BIM Focus With Our Associate-BIM Lead, James Goldsby

29.04.24 Studio News

Veretec Associate and BIM Lead, James Goldsby, highlights the growing urgency for the industry to embrace advanced Digital and BIM initiatives to help grapple with the major challenges in the built environment.

BIM and digital technology has become increasingly relevant over the past few years, and like all fast-evolving technologies, offers the potential to transform our industry. Whilst many organisations are still struggling to get their full workforce up to speed, we will ultimately only realise the full exponential value and start to address the most impactful issues the industry is facing when the majority become much more serious about digital technology integration.

Architectural element isolation

Current Information management systems and collaborative modelling software has enabled advances in design team collaboration. With the help of data analysis tools, the use of AI, more advanced operations and management systems tracking live data, etc, we can build on what’s already been well established to address a much broader spectrum of issues.

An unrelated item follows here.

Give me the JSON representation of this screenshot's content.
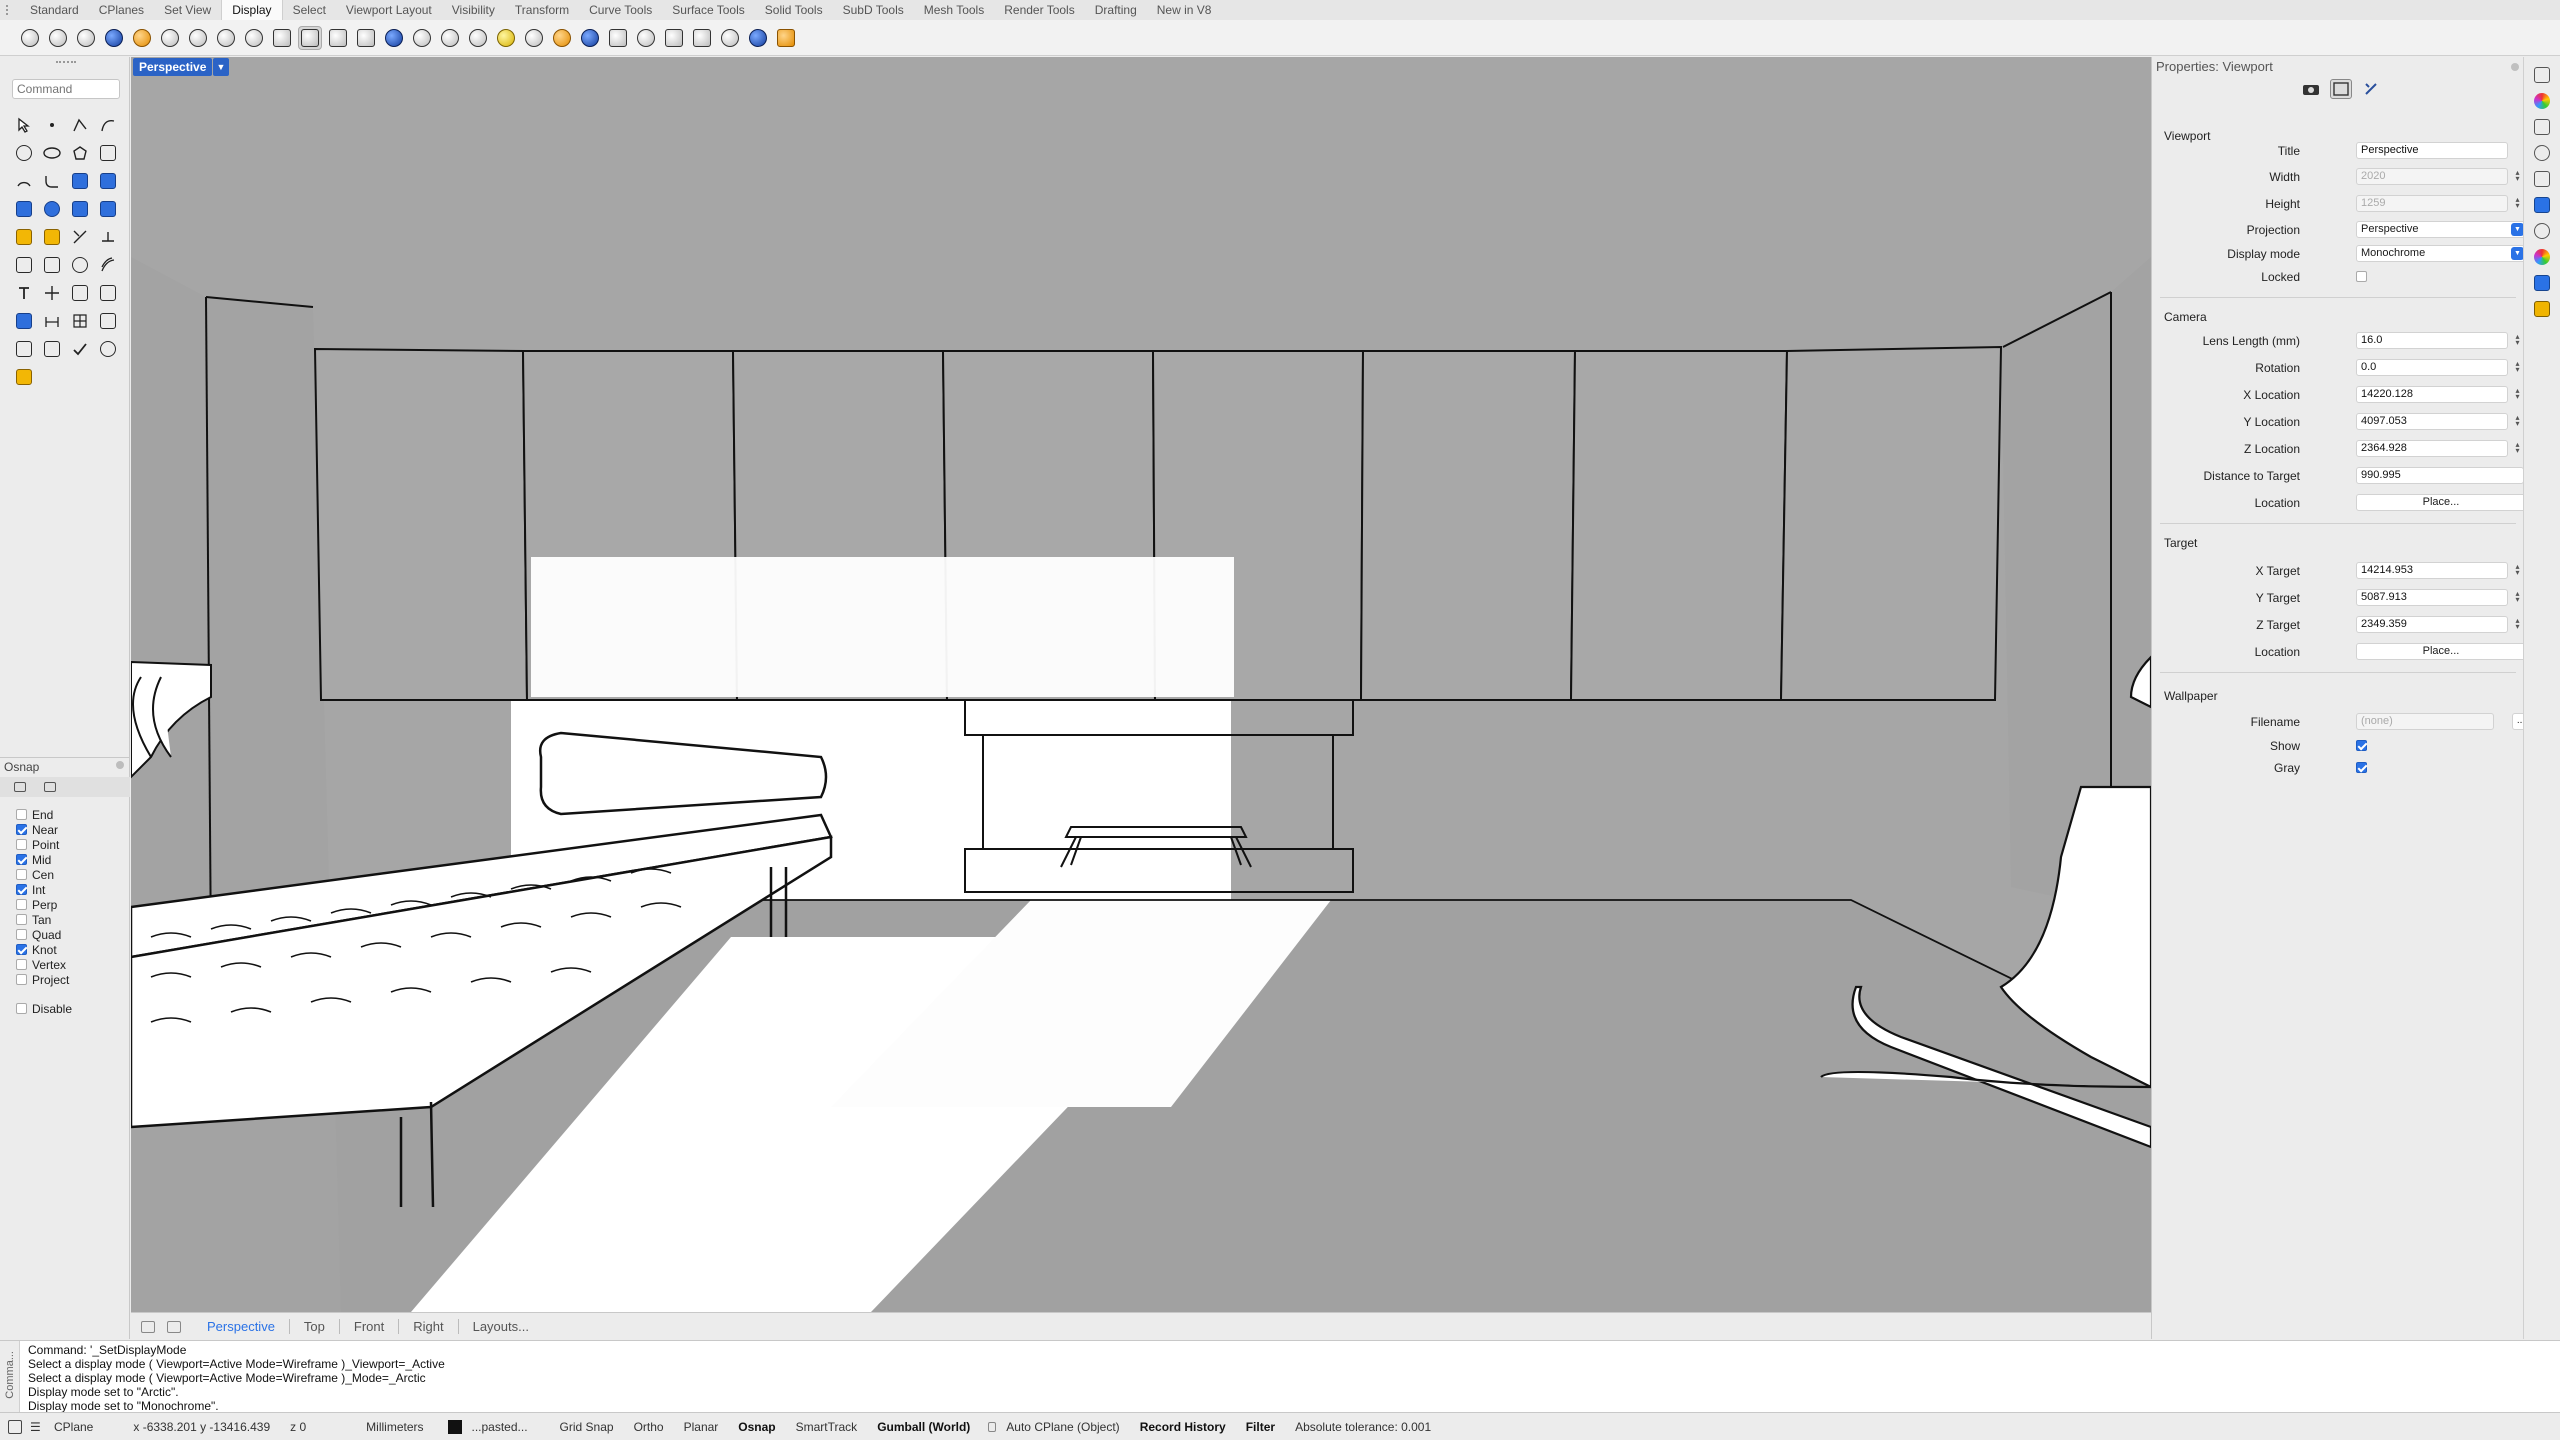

In an industry beset with decreasing growth (on average), labour shortages, rising material costs, frequent legal disputes, and global factors such as extreme weather conditions and geopolitical instability, the need to simply have the right person in the right place and time with the right information to do the job has never been more important. Fortunately, digital technology is able to provide the solutions to many of these issues.


By starting to use digital technology in a more layered and creative way from design and construction through to occupation, we can bring about a greater level of awareness and control, influencing decision making and improving design, development, and operational efficiency.

Multidiscipline coordination model

By focusing on the most significant data requirements and integrating the most relevant sensory and analysis hardware, it is possible to convert that data into highly significant and valuable information. Within the whole life span of a building, it will typically experience diverse issues, affecting different parties, including safety, energy use, product lifespan and maintenance. All of these could be managed through integrated technologies, equating to safer and more foreseeable consequences.

The RAAC crisis in schools and the Grenfell disaster may well have both been averted if today’s integrated technology had been available and with it, the industry-wide accessibility to higher quality, and assured information.


Time and resource pressures are the twin obstacles to the rapid integration of Digital Technology and BIM. Many companies and practices are opting to assign BIM & Digital specialist to work across several projects at a time, possibly contributing to the skills shortage. At Veretec we are working towards a greater distribution of practice-wide knowledge, addressing the skills gap and better enabling our whole workforce.

James Goldsby, Associate - BIM Lead

A fully integrated approach to BIM and digital technology is the only way we can start to optimise the potential benefits for clients and the wider society. Veretec is making every effort to implement and integrate new technologies to ensure that we are playing our part towards that collective objective.